Located a few minutes walk from the west exit of Kamakura Station, Jufukuji slumbers peacefully away from the hustle and bustle of Komachi Dori. Upon entering the outer gate, a feeling of tranquility descends: here nature and time have woven a delicate tapestry with moss covered rocks and trees gently guiding you to the main hall.

Jufukuji was built by Masako Hojo to commemorate her husband Miyamoto Yoritomo, who died in a riding accident. It is Kamakura’s first Zen temple, with founding priest Myoan Eisai chosen personally by Masako.  Eisai (considered the father of Zen Buddhism in Japan) also introduced green tea to Japan, bringing seedlings back from China.

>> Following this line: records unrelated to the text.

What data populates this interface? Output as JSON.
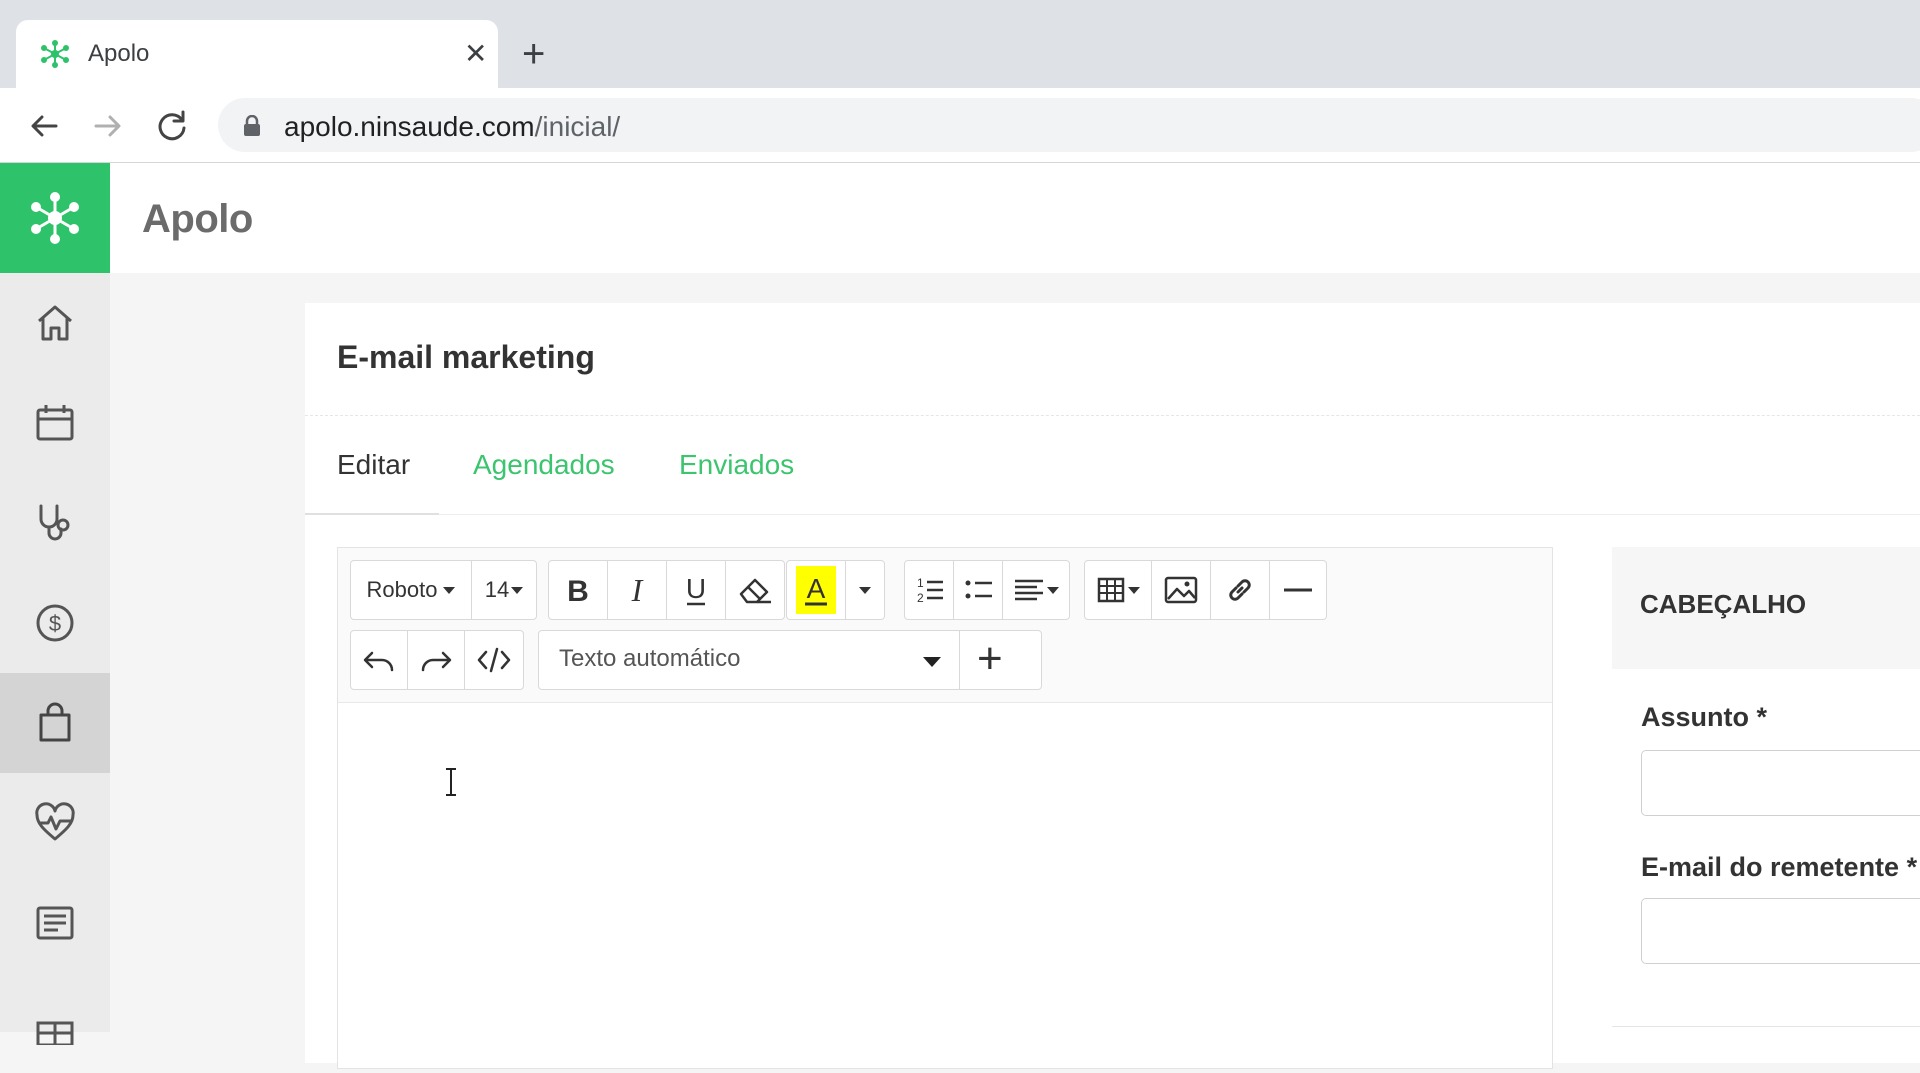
{
  "browser": {
    "tab_title": "Apolo",
    "close_glyph": "✕",
    "new_tab_glyph": "+",
    "url_host": "apolo.ninsaude.com",
    "url_path": "/inicial/"
  },
  "app": {
    "title": "Apolo",
    "brand_color": "#2ec26a",
    "sidebar_items": [
      "home-icon",
      "calendar-icon",
      "stethoscope-icon",
      "dollar-icon",
      "shopping-bag-icon",
      "heart-pulse-icon",
      "report-icon",
      "grid-icon"
    ],
    "sidebar_active": "shopping-bag-icon"
  },
  "card": {
    "title": "E-mail marketing",
    "tabs": [
      {
        "label": "Editar",
        "active": true
      },
      {
        "label": "Agendados",
        "active": false
      },
      {
        "label": "Enviados",
        "active": false
      }
    ]
  },
  "editor": {
    "font_family": "Roboto",
    "font_size": "14",
    "highlight_color": "#ffff00",
    "auto_text_select": "Texto automático",
    "add_glyph": "+",
    "toolbar_icons": [
      "bold-icon",
      "italic-icon",
      "underline-icon",
      "eraser-icon",
      "font-color-icon",
      "ordered-list-icon",
      "unordered-list-icon",
      "align-icon",
      "table-icon",
      "image-icon",
      "link-icon",
      "horizontal-rule-icon",
      "undo-icon",
      "redo-icon",
      "code-view-icon"
    ]
  },
  "form": {
    "section_header": "CABEÇALHO",
    "subject_label": "Assunto *",
    "sender_email_label": "E-mail do remetente *"
  }
}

Although most of the temple is closed to visitors except during holidays like Golden Week, one can still get close enough to appreciate the beauty of Jufukuji.  The temple graveyard, located just behind the main hall, contains many yagura (funeral caves) which are sheltered by the lush foliage of the hillside. Here there are cenotaphs for Masako Hojo and Masako’s son Sanetomo, as well as many plots for some of Kamakura’s oldest families.  The graves of Jiro Osaragi (novelist), Kyoshi Takahama (haiku poet), and Iso Mutsu (Gertrude Ethel Passingham) can also be found here.

No official website

Address: Yuki no Shita 2-1-31 Map